Exercise aim: Please return each of the entries below exactly as they appear.

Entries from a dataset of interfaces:
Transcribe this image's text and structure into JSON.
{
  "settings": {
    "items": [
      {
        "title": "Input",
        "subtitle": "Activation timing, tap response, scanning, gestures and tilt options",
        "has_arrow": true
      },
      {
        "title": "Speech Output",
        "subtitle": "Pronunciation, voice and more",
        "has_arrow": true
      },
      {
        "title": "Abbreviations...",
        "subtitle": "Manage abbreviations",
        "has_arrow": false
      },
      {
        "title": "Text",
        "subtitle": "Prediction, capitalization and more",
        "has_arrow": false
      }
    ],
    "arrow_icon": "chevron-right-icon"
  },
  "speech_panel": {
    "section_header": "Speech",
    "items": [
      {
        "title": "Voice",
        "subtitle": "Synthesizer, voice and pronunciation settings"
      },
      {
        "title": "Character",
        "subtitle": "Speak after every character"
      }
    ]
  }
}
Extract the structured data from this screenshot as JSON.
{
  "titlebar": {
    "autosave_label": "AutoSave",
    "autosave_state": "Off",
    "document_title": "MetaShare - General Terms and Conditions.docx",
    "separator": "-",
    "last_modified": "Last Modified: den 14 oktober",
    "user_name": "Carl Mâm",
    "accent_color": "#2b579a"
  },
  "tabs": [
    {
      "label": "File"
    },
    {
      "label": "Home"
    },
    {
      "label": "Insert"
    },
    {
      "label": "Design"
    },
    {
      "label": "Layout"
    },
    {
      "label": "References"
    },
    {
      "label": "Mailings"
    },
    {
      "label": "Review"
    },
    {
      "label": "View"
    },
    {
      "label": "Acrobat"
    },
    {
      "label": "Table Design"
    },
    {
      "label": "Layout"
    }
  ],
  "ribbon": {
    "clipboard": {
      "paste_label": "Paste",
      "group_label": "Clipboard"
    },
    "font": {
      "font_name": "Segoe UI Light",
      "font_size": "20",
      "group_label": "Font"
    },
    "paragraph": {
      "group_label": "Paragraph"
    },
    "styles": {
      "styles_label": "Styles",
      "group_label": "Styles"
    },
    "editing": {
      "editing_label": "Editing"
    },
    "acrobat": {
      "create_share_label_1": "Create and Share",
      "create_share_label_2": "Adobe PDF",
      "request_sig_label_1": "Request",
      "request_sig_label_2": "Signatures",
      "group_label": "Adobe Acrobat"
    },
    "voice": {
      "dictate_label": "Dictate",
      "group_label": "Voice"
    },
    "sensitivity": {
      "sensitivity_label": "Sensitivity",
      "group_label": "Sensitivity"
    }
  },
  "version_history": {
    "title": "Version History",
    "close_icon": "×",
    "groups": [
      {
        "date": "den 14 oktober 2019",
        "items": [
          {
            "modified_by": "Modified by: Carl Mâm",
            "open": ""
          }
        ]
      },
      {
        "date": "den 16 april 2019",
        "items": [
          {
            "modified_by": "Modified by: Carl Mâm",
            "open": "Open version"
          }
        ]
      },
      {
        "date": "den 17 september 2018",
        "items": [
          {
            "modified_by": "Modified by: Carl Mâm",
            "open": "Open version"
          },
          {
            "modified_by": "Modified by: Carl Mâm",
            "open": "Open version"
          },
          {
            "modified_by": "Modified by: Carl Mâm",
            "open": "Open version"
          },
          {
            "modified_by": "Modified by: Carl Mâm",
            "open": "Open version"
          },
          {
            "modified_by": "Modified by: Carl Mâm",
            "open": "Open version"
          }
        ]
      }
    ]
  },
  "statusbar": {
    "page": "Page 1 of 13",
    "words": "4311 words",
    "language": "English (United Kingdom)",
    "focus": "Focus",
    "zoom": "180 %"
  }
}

Result for this task:
Transcribe this image's text and structure into JSON.
{
  "settings": {
    "items": [
      {
        "title": "Input",
        "subtitle": "Activation timing, tap response, scanning, gestures and tilt options",
        "has_arrow": true
      },
      {
        "title": "Speech Output",
        "subtitle": "Pronunciation, voice and more",
        "has_arrow": true
      },
      {
        "title": "Abbreviations...",
        "subtitle": "Manage abbreviations",
        "has_arrow": false
      },
      {
        "title": "Text",
        "subtitle": "Prediction, capitalization and more",
        "has_arrow": false
      }
    ],
    "arrow_icon": "chevron-right-icon"
  },
  "speech_panel": {
    "section_header": "Speech",
    "items": [
      {
        "title": "Voice",
        "subtitle": "Synthesizer, voice and pronunciation settings"
      },
      {
        "title": "Character",
        "subtitle": "Speak after every character"
      }
    ]
  }
}
Extract the structured data from this screenshot as JSON.
{
  "titlebar": {
    "autosave_label": "AutoSave",
    "autosave_state": "Off",
    "document_title": "MetaShare - General Terms and Conditions.docx",
    "separator": "-",
    "last_modified": "Last Modified: den 14 oktober",
    "user_name": "Carl Mâm",
    "accent_color": "#2b579a"
  },
  "tabs": [
    {
      "label": "File"
    },
    {
      "label": "Home"
    },
    {
      "label": "Insert"
    },
    {
      "label": "Design"
    },
    {
      "label": "Layout"
    },
    {
      "label": "References"
    },
    {
      "label": "Mailings"
    },
    {
      "label": "Review"
    },
    {
      "label": "View"
    },
    {
      "label": "Acrobat"
    },
    {
      "label": "Table Design"
    },
    {
      "label": "Layout"
    }
  ],
  "ribbon": {
    "clipboard": {
      "paste_label": "Paste",
      "group_label": "Clipboard"
    },
    "font": {
      "font_name": "Segoe UI Light",
      "font_size": "20",
      "group_label": "Font"
    },
    "paragraph": {
      "group_label": "Paragraph"
    },
    "styles": {
      "styles_label": "Styles",
      "group_label": "Styles"
    },
    "editing": {
      "editing_label": "Editing"
    },
    "acrobat": {
      "create_share_label_1": "Create and Share",
      "create_share_label_2": "Adobe PDF",
      "request_sig_label_1": "Request",
      "request_sig_label_2": "Signatures",
      "group_label": "Adobe Acrobat"
    },
    "voice": {
      "dictate_label": "Dictate",
      "group_label": "Voice"
    },
    "sensitivity": {
      "sensitivity_label": "Sensitivity",
      "group_label": "Sensitivity"
    }
  },
  "version_history": {
    "title": "Version History",
    "close_icon": "×",
    "groups": [
      {
        "date": "den 14 oktober 2019",
        "items": [
          {
            "modified_by": "Modified by: Carl Mâm",
            "open": ""
          }
        ]
      },
      {
        "date": "den 16 april 2019",
        "items": [
          {
            "modified_by": "Modified by: Carl Mâm",
            "open": "Open version"
          }
        ]
      },
      {
        "date": "den 17 september 2018",
        "items": [
          {
            "modified_by": "Modified by: Carl Mâm",
            "open": "Open version"
          },
          {
            "modified_by": "Modified by: Carl Mâm",
            "open": "Open version"
          },
          {
            "modified_by": "Modified by: Carl Mâm",
            "open": "Open version"
          },
          {
            "modified_by": "Modified by: Carl Mâm",
            "open": "Open version"
          },
          {
            "modified_by": "Modified by: Carl Mâm",
            "open": "Open version"
          }
        ]
      }
    ]
  },
  "statusbar": {
    "page": "Page 1 of 13",
    "words": "4311 words",
    "language": "English (United Kingdom)",
    "focus": "Focus",
    "zoom": "180 %"
  }
}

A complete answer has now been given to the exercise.